# [Task goal]
Write out all of the records exactly once more and skip the images.

——————

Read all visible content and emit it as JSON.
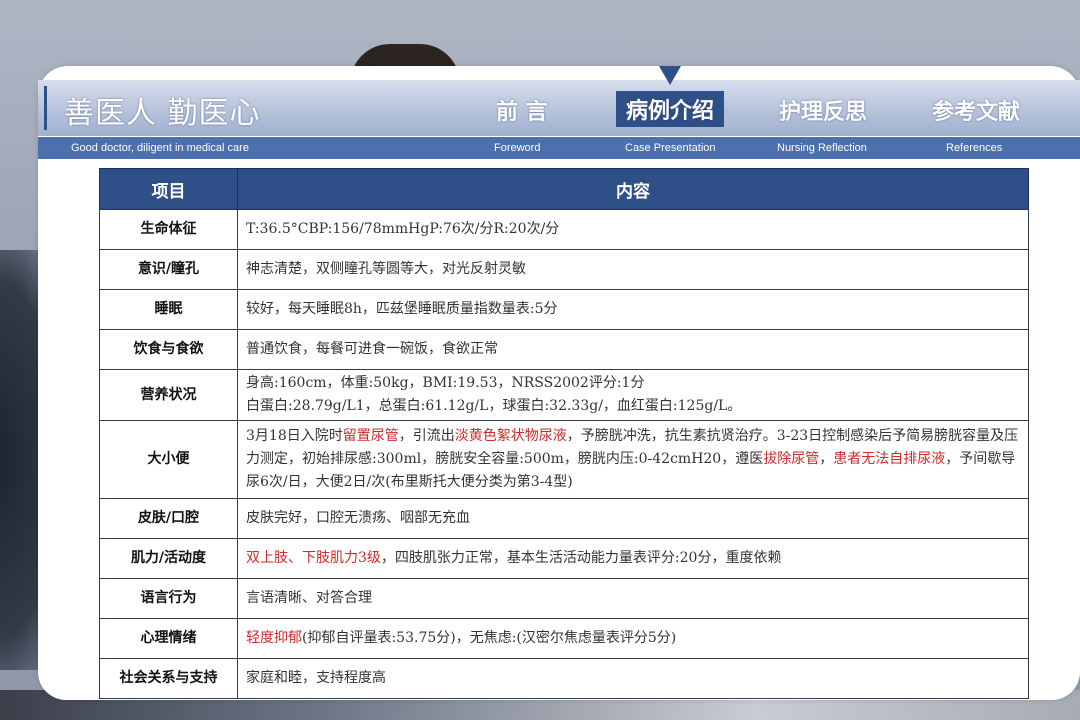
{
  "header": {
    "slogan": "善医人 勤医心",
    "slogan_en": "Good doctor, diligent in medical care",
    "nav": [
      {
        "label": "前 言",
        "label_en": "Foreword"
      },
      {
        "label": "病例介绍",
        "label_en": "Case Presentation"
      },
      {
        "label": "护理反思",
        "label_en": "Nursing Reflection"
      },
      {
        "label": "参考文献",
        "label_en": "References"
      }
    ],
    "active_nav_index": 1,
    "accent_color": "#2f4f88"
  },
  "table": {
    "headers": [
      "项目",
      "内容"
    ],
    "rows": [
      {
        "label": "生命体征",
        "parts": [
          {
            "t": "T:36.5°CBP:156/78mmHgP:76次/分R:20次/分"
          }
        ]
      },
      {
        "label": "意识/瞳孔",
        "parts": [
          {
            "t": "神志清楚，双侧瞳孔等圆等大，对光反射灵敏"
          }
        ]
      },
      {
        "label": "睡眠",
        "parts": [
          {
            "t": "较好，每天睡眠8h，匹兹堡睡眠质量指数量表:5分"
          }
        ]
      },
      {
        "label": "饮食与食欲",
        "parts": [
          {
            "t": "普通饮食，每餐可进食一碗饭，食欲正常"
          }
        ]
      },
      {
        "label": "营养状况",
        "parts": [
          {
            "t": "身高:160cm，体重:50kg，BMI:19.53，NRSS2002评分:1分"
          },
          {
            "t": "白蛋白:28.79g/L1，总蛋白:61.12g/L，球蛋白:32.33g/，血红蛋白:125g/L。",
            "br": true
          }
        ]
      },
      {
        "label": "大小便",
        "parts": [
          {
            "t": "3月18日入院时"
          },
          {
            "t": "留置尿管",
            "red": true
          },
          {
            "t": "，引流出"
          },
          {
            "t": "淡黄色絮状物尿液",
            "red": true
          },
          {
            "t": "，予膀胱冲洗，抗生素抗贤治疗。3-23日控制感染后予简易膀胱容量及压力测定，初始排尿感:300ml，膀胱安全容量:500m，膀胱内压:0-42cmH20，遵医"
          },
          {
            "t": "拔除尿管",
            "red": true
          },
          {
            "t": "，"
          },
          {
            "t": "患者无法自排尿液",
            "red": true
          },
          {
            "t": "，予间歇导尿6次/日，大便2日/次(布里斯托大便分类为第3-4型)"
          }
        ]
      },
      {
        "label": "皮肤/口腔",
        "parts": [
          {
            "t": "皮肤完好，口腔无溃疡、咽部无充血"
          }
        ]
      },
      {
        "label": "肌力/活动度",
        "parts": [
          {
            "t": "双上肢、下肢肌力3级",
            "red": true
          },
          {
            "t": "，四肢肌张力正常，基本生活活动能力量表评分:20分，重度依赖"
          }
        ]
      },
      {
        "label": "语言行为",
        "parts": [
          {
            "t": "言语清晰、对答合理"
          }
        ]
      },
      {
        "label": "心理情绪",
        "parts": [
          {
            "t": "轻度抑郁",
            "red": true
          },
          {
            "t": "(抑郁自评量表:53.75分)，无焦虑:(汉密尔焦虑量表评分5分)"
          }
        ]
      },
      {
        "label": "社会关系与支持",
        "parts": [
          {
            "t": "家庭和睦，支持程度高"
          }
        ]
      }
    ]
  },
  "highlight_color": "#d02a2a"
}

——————

# [Output]
Read all visible content and emit it as JSON.
{
  "header": {
    "slogan": "善医人 勤医心",
    "slogan_en": "Good doctor, diligent in medical care",
    "nav": [
      {
        "label": "前 言",
        "label_en": "Foreword"
      },
      {
        "label": "病例介绍",
        "label_en": "Case Presentation"
      },
      {
        "label": "护理反思",
        "label_en": "Nursing Reflection"
      },
      {
        "label": "参考文献",
        "label_en": "References"
      }
    ],
    "active_nav_index": 1,
    "accent_color": "#2f4f88"
  },
  "table": {
    "headers": [
      "项目",
      "内容"
    ],
    "rows": [
      {
        "label": "生命体征",
        "parts": [
          {
            "t": "T:36.5°CBP:156/78mmHgP:76次/分R:20次/分"
          }
        ]
      },
      {
        "label": "意识/瞳孔",
        "parts": [
          {
            "t": "神志清楚，双侧瞳孔等圆等大，对光反射灵敏"
          }
        ]
      },
      {
        "label": "睡眠",
        "parts": [
          {
            "t": "较好，每天睡眠8h，匹兹堡睡眠质量指数量表:5分"
          }
        ]
      },
      {
        "label": "饮食与食欲",
        "parts": [
          {
            "t": "普通饮食，每餐可进食一碗饭，食欲正常"
          }
        ]
      },
      {
        "label": "营养状况",
        "parts": [
          {
            "t": "身高:160cm，体重:50kg，BMI:19.53，NRSS2002评分:1分"
          },
          {
            "t": "白蛋白:28.79g/L1，总蛋白:61.12g/L，球蛋白:32.33g/，血红蛋白:125g/L。",
            "br": true
          }
        ]
      },
      {
        "label": "大小便",
        "parts": [
          {
            "t": "3月18日入院时"
          },
          {
            "t": "留置尿管",
            "red": true
          },
          {
            "t": "，引流出"
          },
          {
            "t": "淡黄色絮状物尿液",
            "red": true
          },
          {
            "t": "，予膀胱冲洗，抗生素抗贤治疗。3-23日控制感染后予简易膀胱容量及压力测定，初始排尿感:300ml，膀胱安全容量:500m，膀胱内压:0-42cmH20，遵医"
          },
          {
            "t": "拔除尿管",
            "red": true
          },
          {
            "t": "，"
          },
          {
            "t": "患者无法自排尿液",
            "red": true
          },
          {
            "t": "，予间歇导尿6次/日，大便2日/次(布里斯托大便分类为第3-4型)"
          }
        ]
      },
      {
        "label": "皮肤/口腔",
        "parts": [
          {
            "t": "皮肤完好，口腔无溃疡、咽部无充血"
          }
        ]
      },
      {
        "label": "肌力/活动度",
        "parts": [
          {
            "t": "双上肢、下肢肌力3级",
            "red": true
          },
          {
            "t": "，四肢肌张力正常，基本生活活动能力量表评分:20分，重度依赖"
          }
        ]
      },
      {
        "label": "语言行为",
        "parts": [
          {
            "t": "言语清晰、对答合理"
          }
        ]
      },
      {
        "label": "心理情绪",
        "parts": [
          {
            "t": "轻度抑郁",
            "red": true
          },
          {
            "t": "(抑郁自评量表:53.75分)，无焦虑:(汉密尔焦虑量表评分5分)"
          }
        ]
      },
      {
        "label": "社会关系与支持",
        "parts": [
          {
            "t": "家庭和睦，支持程度高"
          }
        ]
      }
    ]
  },
  "highlight_color": "#d02a2a"
}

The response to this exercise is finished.